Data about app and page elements

⁂

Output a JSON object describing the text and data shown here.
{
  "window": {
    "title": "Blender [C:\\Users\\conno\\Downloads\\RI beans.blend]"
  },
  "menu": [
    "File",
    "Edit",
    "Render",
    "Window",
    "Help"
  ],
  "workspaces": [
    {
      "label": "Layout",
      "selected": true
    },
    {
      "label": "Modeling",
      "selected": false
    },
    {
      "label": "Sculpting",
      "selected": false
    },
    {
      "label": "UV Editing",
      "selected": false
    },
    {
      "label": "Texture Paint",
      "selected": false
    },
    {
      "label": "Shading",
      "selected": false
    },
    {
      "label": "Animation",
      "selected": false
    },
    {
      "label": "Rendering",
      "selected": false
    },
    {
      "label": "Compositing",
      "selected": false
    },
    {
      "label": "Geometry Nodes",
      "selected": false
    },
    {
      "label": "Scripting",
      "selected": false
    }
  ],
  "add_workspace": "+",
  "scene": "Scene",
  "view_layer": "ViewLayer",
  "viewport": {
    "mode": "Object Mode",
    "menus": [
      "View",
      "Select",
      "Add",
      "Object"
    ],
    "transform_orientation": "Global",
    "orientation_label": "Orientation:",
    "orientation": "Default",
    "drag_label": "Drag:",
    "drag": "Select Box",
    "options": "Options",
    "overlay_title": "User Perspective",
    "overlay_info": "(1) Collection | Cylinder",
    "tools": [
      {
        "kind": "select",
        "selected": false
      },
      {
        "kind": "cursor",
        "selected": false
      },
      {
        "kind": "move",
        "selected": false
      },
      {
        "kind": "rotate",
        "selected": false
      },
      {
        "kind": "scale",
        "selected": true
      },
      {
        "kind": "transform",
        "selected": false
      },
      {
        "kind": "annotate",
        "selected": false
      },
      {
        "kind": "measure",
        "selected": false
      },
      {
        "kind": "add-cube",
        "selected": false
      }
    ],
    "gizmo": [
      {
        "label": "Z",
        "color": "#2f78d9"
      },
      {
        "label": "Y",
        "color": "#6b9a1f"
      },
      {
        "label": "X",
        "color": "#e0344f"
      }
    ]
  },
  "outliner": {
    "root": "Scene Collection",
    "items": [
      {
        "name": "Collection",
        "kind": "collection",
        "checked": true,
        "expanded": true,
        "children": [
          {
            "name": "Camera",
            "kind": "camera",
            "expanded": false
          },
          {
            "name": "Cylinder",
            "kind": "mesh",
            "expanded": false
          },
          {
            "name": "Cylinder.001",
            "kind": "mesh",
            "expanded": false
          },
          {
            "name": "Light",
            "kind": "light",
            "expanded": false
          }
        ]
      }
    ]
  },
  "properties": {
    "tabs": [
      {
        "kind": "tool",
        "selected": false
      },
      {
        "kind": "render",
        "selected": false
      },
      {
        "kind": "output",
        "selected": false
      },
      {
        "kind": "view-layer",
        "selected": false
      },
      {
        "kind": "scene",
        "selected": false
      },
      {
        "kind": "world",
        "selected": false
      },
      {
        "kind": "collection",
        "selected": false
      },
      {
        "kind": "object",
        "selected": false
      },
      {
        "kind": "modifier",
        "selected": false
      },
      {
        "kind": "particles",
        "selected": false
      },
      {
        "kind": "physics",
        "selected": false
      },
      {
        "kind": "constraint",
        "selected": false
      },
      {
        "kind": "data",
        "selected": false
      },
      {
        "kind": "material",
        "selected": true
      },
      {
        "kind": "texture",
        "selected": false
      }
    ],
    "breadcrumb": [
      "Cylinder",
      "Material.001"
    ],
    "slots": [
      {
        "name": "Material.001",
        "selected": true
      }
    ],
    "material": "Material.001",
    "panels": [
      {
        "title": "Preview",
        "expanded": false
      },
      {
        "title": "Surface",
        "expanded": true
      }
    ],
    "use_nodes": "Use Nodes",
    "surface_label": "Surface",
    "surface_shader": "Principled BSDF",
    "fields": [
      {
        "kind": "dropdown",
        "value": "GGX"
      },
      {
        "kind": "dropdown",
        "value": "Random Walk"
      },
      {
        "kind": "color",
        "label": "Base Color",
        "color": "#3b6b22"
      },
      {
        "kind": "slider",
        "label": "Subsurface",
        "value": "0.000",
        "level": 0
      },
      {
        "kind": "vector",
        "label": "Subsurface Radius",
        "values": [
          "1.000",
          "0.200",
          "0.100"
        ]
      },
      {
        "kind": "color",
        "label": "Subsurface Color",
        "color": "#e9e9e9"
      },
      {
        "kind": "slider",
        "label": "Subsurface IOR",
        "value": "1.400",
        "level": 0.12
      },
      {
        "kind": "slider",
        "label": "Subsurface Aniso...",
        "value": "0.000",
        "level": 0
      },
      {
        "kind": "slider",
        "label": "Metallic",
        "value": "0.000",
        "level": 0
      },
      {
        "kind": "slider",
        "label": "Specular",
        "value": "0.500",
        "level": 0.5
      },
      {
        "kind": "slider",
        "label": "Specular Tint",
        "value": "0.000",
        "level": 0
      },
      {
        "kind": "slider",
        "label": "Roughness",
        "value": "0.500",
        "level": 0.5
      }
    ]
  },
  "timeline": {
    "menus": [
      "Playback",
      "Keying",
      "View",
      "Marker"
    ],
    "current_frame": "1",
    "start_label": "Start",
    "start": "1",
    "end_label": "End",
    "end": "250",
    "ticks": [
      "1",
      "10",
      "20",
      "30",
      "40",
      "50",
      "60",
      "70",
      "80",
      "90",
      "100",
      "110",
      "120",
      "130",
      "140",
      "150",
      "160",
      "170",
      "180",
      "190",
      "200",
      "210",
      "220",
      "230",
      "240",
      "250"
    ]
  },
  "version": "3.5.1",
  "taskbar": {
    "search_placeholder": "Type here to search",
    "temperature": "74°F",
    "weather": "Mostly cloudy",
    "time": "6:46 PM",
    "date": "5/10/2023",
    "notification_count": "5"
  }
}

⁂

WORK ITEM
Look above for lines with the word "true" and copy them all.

RESPONSE TO THIS EXERCISE
      "selected": true
        "selected": true
        "checked": true,
        "expanded": true,
        "selected": true
        "selected": true
        "expanded": true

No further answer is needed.